Even as the President surveyed the wreckage from last week’s devastating tornado in Moore, Oklahoma, the bell had already rung for the next round of severe weather.`

Tornadoes hit the southern plains for the second time in as many weeks. At least three twisters touched down in Oklahoma Thursday and two more struck Arkansas. No one was killed but nine people were injured as the powerful storm system moved through the area.

North central Kansas was hit by 150 to 175 mile per hour winds at the beginning of the week, kicking up another twister, which registered between an EF 3 and EF 4.

Heavy rains over the Memorial Day weekend blanketed areas of the Midwest and Southern Plains, triggering flash floods. 

In south central Texas near San Antonio, thunderstorms produced enough rain to fill dry river beds that went well beyond their banks. Throughout the week, flash flood watches were the order of the day as water levels rose throughout the Midwest and South.

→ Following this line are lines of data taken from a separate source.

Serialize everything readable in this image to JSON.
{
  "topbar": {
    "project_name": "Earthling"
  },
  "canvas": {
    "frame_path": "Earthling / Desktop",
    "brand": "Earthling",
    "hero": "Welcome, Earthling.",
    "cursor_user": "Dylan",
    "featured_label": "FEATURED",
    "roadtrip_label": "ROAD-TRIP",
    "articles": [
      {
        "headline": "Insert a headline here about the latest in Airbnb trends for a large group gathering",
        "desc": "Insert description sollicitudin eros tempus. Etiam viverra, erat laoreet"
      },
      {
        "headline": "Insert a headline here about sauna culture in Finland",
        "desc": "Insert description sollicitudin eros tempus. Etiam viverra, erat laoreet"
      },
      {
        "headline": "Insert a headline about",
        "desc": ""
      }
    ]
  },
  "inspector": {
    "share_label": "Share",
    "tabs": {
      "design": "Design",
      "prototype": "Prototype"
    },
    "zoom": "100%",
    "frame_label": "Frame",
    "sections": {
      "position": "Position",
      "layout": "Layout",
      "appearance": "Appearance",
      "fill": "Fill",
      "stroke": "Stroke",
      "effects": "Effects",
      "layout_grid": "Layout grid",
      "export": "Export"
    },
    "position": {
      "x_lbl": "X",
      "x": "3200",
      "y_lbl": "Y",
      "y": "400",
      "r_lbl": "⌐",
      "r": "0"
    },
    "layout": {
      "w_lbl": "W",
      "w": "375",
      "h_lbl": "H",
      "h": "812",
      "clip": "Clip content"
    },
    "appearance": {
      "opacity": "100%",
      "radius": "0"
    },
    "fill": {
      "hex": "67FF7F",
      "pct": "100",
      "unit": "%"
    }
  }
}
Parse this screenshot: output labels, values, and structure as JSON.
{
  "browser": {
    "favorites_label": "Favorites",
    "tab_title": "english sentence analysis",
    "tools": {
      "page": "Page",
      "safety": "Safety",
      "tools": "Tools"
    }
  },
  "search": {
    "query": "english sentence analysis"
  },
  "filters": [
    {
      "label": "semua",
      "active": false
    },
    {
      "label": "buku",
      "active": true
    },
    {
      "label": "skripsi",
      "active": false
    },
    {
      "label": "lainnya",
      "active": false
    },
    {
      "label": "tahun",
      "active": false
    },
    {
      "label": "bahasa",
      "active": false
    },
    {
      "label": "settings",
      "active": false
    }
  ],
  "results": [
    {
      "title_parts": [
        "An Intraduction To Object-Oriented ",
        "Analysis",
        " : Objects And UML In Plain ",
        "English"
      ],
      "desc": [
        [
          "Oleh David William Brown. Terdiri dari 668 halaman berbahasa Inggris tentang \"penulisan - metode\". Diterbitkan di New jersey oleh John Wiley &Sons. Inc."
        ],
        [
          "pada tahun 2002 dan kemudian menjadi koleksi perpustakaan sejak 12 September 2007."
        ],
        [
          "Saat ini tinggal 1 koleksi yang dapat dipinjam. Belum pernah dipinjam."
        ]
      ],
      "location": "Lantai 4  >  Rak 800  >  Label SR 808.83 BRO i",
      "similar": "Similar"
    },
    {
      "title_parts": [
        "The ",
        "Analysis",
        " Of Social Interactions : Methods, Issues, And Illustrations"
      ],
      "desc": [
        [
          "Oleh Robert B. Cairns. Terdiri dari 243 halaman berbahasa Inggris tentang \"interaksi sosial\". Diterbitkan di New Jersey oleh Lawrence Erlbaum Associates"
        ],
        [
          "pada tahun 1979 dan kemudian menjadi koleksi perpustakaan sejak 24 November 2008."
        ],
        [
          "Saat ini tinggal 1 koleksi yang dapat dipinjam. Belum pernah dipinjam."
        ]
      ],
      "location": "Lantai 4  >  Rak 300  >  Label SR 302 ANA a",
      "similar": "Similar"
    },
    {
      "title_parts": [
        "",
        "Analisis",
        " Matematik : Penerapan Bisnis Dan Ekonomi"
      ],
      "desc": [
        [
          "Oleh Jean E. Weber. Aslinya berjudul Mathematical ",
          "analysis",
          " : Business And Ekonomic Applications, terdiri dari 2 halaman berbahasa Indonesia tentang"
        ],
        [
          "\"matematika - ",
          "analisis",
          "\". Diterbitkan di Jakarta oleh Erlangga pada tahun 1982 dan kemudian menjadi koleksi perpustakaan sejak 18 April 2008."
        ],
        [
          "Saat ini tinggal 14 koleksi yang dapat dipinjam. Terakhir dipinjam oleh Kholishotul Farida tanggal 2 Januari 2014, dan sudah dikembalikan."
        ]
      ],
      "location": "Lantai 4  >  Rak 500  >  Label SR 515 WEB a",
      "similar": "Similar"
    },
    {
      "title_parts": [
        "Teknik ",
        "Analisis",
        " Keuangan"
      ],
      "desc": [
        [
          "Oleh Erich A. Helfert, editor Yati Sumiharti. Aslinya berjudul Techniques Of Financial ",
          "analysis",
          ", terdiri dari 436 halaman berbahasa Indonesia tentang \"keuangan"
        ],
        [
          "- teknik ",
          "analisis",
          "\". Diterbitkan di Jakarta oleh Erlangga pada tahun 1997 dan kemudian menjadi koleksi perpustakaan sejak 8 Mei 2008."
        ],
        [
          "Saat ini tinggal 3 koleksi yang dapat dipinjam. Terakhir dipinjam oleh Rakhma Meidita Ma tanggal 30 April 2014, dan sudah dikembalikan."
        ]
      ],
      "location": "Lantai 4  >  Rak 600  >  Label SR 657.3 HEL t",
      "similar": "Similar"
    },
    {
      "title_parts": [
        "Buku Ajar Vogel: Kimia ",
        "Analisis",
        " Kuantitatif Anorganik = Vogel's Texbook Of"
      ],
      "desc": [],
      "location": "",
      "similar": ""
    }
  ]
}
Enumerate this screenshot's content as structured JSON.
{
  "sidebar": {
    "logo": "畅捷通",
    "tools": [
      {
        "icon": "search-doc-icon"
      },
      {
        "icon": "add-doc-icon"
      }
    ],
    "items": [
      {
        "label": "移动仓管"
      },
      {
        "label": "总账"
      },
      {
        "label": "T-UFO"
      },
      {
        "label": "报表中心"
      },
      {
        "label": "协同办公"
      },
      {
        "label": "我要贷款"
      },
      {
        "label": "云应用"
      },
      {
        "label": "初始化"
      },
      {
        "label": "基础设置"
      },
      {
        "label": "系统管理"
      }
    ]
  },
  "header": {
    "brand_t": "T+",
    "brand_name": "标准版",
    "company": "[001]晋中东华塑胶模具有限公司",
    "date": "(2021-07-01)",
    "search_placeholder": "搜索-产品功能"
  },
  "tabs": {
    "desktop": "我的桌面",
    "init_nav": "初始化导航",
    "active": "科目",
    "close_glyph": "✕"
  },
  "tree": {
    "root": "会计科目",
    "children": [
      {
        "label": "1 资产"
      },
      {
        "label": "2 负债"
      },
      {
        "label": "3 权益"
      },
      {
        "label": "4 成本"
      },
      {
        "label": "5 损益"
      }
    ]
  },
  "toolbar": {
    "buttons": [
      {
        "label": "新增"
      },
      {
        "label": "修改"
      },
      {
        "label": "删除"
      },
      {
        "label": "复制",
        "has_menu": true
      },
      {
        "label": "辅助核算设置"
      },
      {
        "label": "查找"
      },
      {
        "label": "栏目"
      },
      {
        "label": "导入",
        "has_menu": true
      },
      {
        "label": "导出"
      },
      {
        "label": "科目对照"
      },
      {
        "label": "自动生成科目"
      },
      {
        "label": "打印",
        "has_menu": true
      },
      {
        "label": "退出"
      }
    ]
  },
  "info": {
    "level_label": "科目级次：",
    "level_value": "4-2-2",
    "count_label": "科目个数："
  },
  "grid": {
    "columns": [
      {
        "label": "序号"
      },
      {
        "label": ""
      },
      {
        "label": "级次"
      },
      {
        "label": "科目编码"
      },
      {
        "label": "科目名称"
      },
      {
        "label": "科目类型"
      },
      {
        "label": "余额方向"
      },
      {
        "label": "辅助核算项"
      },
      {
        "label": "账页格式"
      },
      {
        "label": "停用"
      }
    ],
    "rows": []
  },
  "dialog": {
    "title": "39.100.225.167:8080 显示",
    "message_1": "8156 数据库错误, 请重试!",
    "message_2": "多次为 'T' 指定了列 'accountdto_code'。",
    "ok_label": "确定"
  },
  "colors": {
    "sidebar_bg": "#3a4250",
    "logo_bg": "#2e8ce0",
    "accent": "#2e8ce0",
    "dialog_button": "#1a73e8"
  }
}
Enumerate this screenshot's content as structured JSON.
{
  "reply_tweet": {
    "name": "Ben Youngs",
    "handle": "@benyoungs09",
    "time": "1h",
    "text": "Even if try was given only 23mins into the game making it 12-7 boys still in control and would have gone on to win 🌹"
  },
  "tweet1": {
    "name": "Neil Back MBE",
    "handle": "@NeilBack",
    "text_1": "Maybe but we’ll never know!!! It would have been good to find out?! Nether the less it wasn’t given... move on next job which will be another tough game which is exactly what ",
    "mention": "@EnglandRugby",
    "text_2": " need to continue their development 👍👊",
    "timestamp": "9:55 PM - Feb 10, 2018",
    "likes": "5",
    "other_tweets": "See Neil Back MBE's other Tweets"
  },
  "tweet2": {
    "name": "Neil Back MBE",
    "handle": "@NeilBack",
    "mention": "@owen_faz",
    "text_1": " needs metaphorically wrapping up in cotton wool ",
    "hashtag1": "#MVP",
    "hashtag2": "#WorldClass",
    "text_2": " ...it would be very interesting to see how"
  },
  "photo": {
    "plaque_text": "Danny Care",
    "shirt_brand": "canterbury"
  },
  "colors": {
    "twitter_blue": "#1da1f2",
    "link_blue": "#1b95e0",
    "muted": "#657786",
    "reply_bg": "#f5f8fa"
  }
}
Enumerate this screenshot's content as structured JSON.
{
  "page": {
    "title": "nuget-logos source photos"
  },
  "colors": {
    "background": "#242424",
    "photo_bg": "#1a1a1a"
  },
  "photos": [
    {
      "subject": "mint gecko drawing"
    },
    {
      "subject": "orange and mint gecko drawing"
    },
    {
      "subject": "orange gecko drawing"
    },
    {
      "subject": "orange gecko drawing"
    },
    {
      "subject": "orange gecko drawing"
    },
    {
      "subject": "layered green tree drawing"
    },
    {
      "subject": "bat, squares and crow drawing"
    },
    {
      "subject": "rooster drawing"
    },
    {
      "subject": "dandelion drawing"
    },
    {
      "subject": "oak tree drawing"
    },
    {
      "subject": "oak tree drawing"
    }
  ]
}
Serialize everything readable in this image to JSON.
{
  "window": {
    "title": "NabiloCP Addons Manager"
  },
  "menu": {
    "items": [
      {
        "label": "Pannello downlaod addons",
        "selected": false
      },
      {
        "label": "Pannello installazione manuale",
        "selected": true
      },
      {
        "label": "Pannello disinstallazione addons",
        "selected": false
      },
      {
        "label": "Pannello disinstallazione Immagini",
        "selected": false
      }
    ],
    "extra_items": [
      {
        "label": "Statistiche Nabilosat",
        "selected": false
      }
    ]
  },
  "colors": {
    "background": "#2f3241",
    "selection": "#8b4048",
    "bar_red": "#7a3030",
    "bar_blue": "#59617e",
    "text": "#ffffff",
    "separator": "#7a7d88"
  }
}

Heavy rainfall in parts of Illinois, Missouri, Minnesota and Wisconsin have ranged from 6 to 12 inches over the past 30 days.  In Iowa, the State Climatologist called the spring of 2013 the ‘wettest on record’ for the Hawkeye State.  With an average of 16.4 inches of rainfall this is the most combined precipitation for March, April and May since records were first kept in 1892.

Excessive rain postponed planting in several states this spring. The weekly USDA crop report revealed 86 percent of America’s corn has been planted but soggy conditions will delay farmers from sowing the remaining 14 percent. At this time last year, 99 percent of the corn had been planted.  Only 44 percent of the soybean crop is in the ground – more than 65 percent below this time a year ago. 

With so much damage and uncertainty due to inclement weather, the Agriculture Department is shifting efforts from drought relief to flood relief.

Juan Garcia, USDA: “We have had at least one county in Missouri that has requested authorization for the Emergency Conservation Program, which is a program in which we offer cost-sharing assistance to assist farmers to remove debris from their farmlands, or repair fences.  Also, to repair conservation structures in the areas. One of our main missions is to provide a safety net for these producers.  You never know what Mother Nature’s going to do.  If you take last year, we had a tremendous drought in that area.  A big difference from last year as to this year, where we’ve had significant rainfall that has caused flooding.”

Weekend forecast include falling temperatures as a cold front moves across the region.  While warmer temperatures are expected at the beginning of next week, much of the Grain Belt is likely to see more rain in the week ahead.


Tags: corn Emergency Conservation Program Iowa Kansas news Oklahoma rain soybeans tornadoes USDA weather wettest spring on record